The 52-year-old grew up in the Xinjiang Autonomous Region but decided to move to Japan when his first child was born 22 years ago. “I was determined to prevent my child from growing up under Chinese repression,” he says.
“I knew the situation for the Uyghurs could be worse, but I didn’t expect it to go this far,” Ilham said. Although his extended family and friends still live in the area, he was forced to cut off contact with them to ensure their lives were not put in danger.
He deleted all contacts from his phone and kept only his mother’s. But in the spring of 2017, she asked him not to call her anymore.
“A call from a Uyghur abroad, especially one who denounces the Chinese authorities like me, makes life difficult there,” he says. Ilham says overseas calls are monitored and can result in harassment from local police or state security officials. As a result, Uyghurs in Xinjiang no longer want to stay in touch with relatives who have moved away.
“Against the Olympic Spirit”
Human rights groups have criticized the International Olympic Committee (IOC) for awarding the Games to China.
Several nations will not send government officials to the Games, moves China has described as interfering in its internal affairs. The United States has gone so far as to call China’s actions against the Uighurs a genocide, pointing to forced labor, imprisonment and torture. China denies the allegations.
The IOC insists that diplomatic boycotts will not affect China’s ability to stage the event. IOC President Thomas Bach has repeatedly said that the Olympics should be “politically neutral”.
IOC President Thomas Bach and Chinese President Xi Jinping met on January 25 and discussed the “strong support of the international community” for the upcoming Games.
William Lee, a Hong Kong native who has lived in Japan since 2018, fears the Games will send the wrong message to the international community.
The 28-year-old activist says the Chinese government has gradually stripped Hong Kong people’s freedoms. “People’s daily lives, freedom to criticize the government, freedom of speech and freedom of assembly have all been restricted. [in Hong Kong],” he says.
During a return trip to Hong Kong in November 2019, Lee took photos of protesters in the Wan Chai district and the police intervened. They arrested him for obstructing their work, but later dropped the charges. He says he realized the Hong Kong he once knew was gone.
“I hope people around the world will recognize the problem. What is really going on? Why are Chinese people crying?” he says. “If people can find out clearly, we can finally create an opportunity for change.”
A national security law that took effect in June 2020 has stifled the pro-democracy movement and led to the crackdown on political and media activity. Lee says it makes it more important for people outside of Hong Kong to have their voices heard.

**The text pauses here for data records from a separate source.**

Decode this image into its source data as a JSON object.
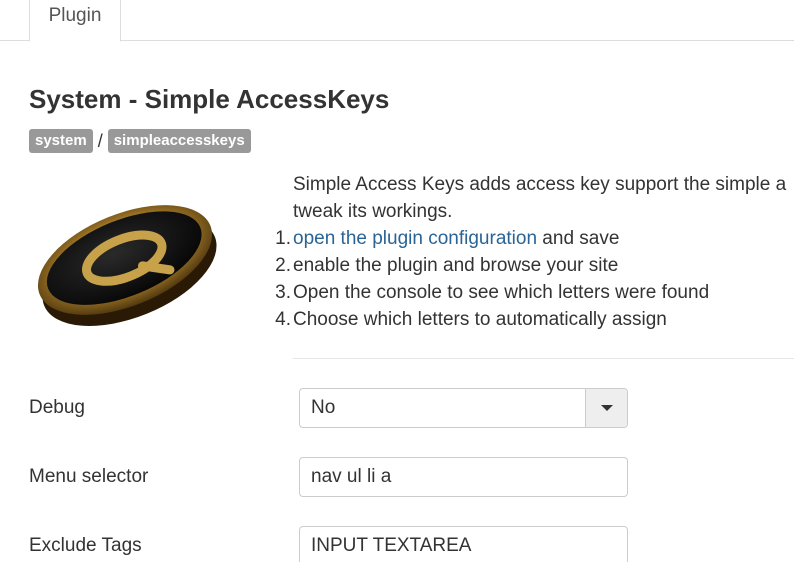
{
  "tabs": [
    {
      "label": "Plugin"
    }
  ],
  "plugin": {
    "title": "System - Simple AccessKeys",
    "breadcrumb": [
      "system",
      "simpleaccesskeys"
    ],
    "breadcrumb_separator": "/"
  },
  "description": {
    "intro_line1": "Simple Access Keys adds access key support the simple a",
    "intro_line2": "tweak its workings.",
    "steps": [
      {
        "num": "1.",
        "link": "open the plugin configuration",
        "text": " and save"
      },
      {
        "num": "2.",
        "text": "enable the plugin and browse your site"
      },
      {
        "num": "3.",
        "text": "Open the console to see which letters were found"
      },
      {
        "num": "4.",
        "text": "Choose which letters to automatically assign"
      }
    ]
  },
  "form": {
    "debug": {
      "label": "Debug",
      "value": "No"
    },
    "menu_selector": {
      "label": "Menu selector",
      "value": "nav ul li a"
    },
    "exclude_tags": {
      "label": "Exclude Tags",
      "value": "INPUT TEXTAREA"
    }
  },
  "colors": {
    "badge": "#999999",
    "link": "#2a6496",
    "logo_gold": "#c8a24a"
  },
  "icons": {
    "logo": "coin-logo-icon",
    "dropdown": "chevron-down-icon"
  }
}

“The stakes are higher, but to be silent is to give China exactly what it wants,” Lee says. “Now is the time for people around the world to put pressure on China and speak out on behalf of those who can no longer.”
Beijing authorities are keen to make sure that doesn’t happen. A Chinese Olympic official has made it clear that athletes could be punished for any behavior that violates the Olympic spirit or Chinese rules. Athletes have been advised not to discuss human rights issues while in China for their own safety.
Ako Tomoko, a sociology professor at the University of Tokyo’s Graduate School of Arts and Sciences, said Olympic officials should consider whether Beijing embodies the movement’s ideals.
“Should China have been chosen as the host country? I think we have to ask the IOC,” she said. “We should look at the procedure to decide which country should host the Olympics.”